Ramachandran's saatwikabhinaya (emotive acting), while switching from anger to pathos and back, bore a heavy dose of realism in harmony with the verbal acting and the attire. As demanded by the poetic text, the actor had to border the theatrical excesses sporadically. Still he successfully retained the key components of Kathakali. An enviable footing in rhythm and tempo complemented Ramachandran's profound involvement with the character.
Raga Kedaragowla is customarily applied in Kathakali to evoke veera or raudrarasas. This could be the reason why the choreographer of ‘Kurathi'made it the major raga for the rendition of most of the lines. Towards the finale, the lines were sung in ragamaalika to denote the change in moods. Khandaram and Mohanam were employed to highlight the pathos, and the concluding Madhyamavathy had the desired impact.
The mid-tempo rendition was punctuated with two segments of slow tempos that emphasised the Kurathi's anguish over the fate of her tribe. The lines in Madhyamavathy were immediately followed by a fast kalasam in Triputa tala, proclaiming Kurathi's moral indignation and spirit of vengeance.
Kurathi's aharya sans the stylistic grandeur of Kathakali lost its charm as the play progressed. However, there seems to be no way to overcome this limitation.
The lead singer, Parimanam Madhu, could have been more ebullient in his singing. Kalabharati Unnikrishnan on the chenda and Kalamandalam Achuta Warrier on the maddalam maintained the physical and psychic timbre of the play with authoritative strokes.
Within an hour, Kurathi proved herself as an heroine extraordinaire; a character one cannot easily dismiss as a non-entity in Kathakali.
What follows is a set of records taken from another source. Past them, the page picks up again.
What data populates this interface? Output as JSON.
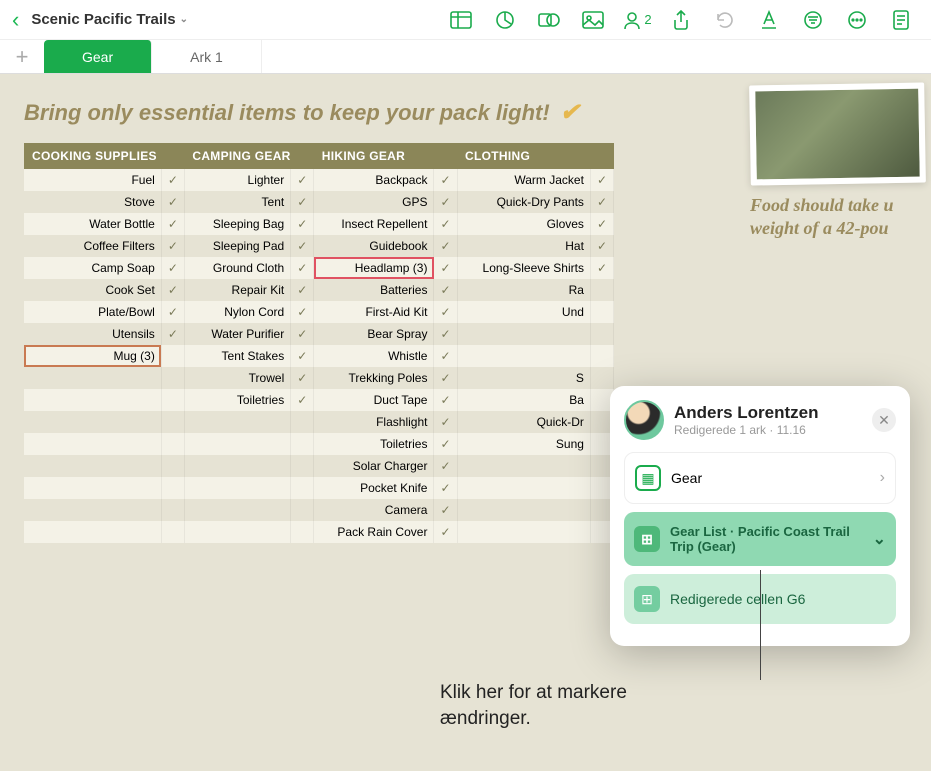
{
  "doc": {
    "title": "Scenic Pacific Trails"
  },
  "tabs": {
    "active": "Gear",
    "other": "Ark 1"
  },
  "heading": "Bring only essential items to keep your pack light!",
  "headers": {
    "c1": "COOKING SUPPLIES",
    "c2": "CAMPING GEAR",
    "c3": "HIKING GEAR",
    "c4": "CLOTHING"
  },
  "cells": {
    "r0c0": "Fuel",
    "r0c1": "Lighter",
    "r0c2": "Backpack",
    "r0c3": "Warm Jacket",
    "r1c0": "Stove",
    "r1c1": "Tent",
    "r1c2": "GPS",
    "r1c3": "Quick-Dry Pants",
    "r2c0": "Water Bottle",
    "r2c1": "Sleeping Bag",
    "r2c2": "Insect Repellent",
    "r2c3": "Gloves",
    "r3c0": "Coffee Filters",
    "r3c1": "Sleeping Pad",
    "r3c2": "Guidebook",
    "r3c3": "Hat",
    "r4c0": "Camp Soap",
    "r4c1": "Ground Cloth",
    "r4c2": "Headlamp (3)",
    "r4c3": "Long-Sleeve Shirts",
    "r5c0": "Cook Set",
    "r5c1": "Repair Kit",
    "r5c2": "Batteries",
    "r5c3": "Ra",
    "r6c0": "Plate/Bowl",
    "r6c1": "Nylon Cord",
    "r6c2": "First-Aid Kit",
    "r6c3": "Und",
    "r7c0": "Utensils",
    "r7c1": "Water Purifier",
    "r7c2": "Bear Spray",
    "r7c3": "",
    "r8c0": "Mug (3)",
    "r8c1": "Tent Stakes",
    "r8c2": "Whistle",
    "r8c3": "",
    "r9c0": "",
    "r9c1": "Trowel",
    "r9c2": "Trekking Poles",
    "r9c3": "S",
    "r10c0": "",
    "r10c1": "Toiletries",
    "r10c2": "Duct Tape",
    "r10c3": "Ba",
    "r11c0": "",
    "r11c1": "",
    "r11c2": "Flashlight",
    "r11c3": "Quick-Dr",
    "r12c0": "",
    "r12c1": "",
    "r12c2": "Toiletries",
    "r12c3": "Sung",
    "r13c0": "",
    "r13c1": "",
    "r13c2": "Solar Charger",
    "r13c3": "",
    "r14c0": "",
    "r14c1": "",
    "r14c2": "Pocket Knife",
    "r14c3": "",
    "r15c0": "",
    "r15c1": "",
    "r15c2": "Camera",
    "r15c3": "",
    "r16c0": "",
    "r16c1": "",
    "r16c2": "Pack Rain Cover",
    "r16c3": ""
  },
  "chk": {
    "r0": [
      "1",
      "1",
      "1",
      "1"
    ],
    "r1": [
      "1",
      "1",
      "1",
      "1"
    ],
    "r2": [
      "1",
      "1",
      "1",
      "1"
    ],
    "r3": [
      "1",
      "1",
      "1",
      "1"
    ],
    "r4": [
      "1",
      "1",
      "1",
      "1"
    ],
    "r5": [
      "1",
      "1",
      "1",
      ""
    ],
    "r6": [
      "1",
      "1",
      "1",
      ""
    ],
    "r7": [
      "1",
      "1",
      "1",
      ""
    ],
    "r8": [
      "",
      "1",
      "1",
      ""
    ],
    "r9": [
      "",
      "1",
      "1",
      ""
    ],
    "r10": [
      "",
      "1",
      "1",
      ""
    ],
    "r11": [
      "",
      "",
      "1",
      ""
    ],
    "r12": [
      "",
      "",
      "1",
      ""
    ],
    "r13": [
      "",
      "",
      "1",
      ""
    ],
    "r14": [
      "",
      "",
      "1",
      ""
    ],
    "r15": [
      "",
      "",
      "1",
      ""
    ],
    "r16": [
      "",
      "",
      "1",
      ""
    ]
  },
  "side_note": "Food should take u\nweight of a 42-pou",
  "collab": {
    "name": "Anders Lorentzen",
    "sub": "Redigerede 1 ark · 11.16",
    "item_sheet": "Gear",
    "item_table": "Gear List · Pacific Coast Trail Trip (Gear)",
    "item_cell": "Redigerede cellen G6"
  },
  "callout": "Klik her for at markere\nændringer.",
  "toolbar_people_count": "2"
}
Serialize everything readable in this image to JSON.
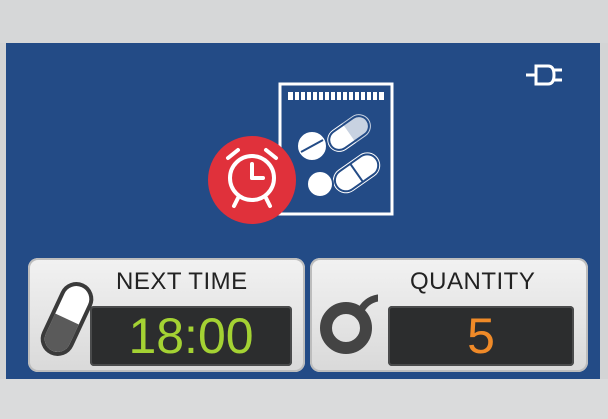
{
  "status": {
    "power_icon": "plug-icon"
  },
  "hero": {
    "icon": "alarm-clock-icon",
    "secondary_icon": "pill-pack-icon"
  },
  "next_time": {
    "label": "NEXT TIME",
    "value": "18:00",
    "icon": "capsule-icon"
  },
  "quantity": {
    "label": "QUANTITY",
    "value": "5",
    "icon": "dial-icon"
  },
  "colors": {
    "panel": "#234b86",
    "alarm_red": "#e0313b",
    "time_green": "#a4d233",
    "quantity_orange": "#f08a28"
  }
}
The play might be disenchanting to conservatives and puritans. But it surely has the grit to stir this dance-drama tradition a wee bit out of its traditional thematic modes.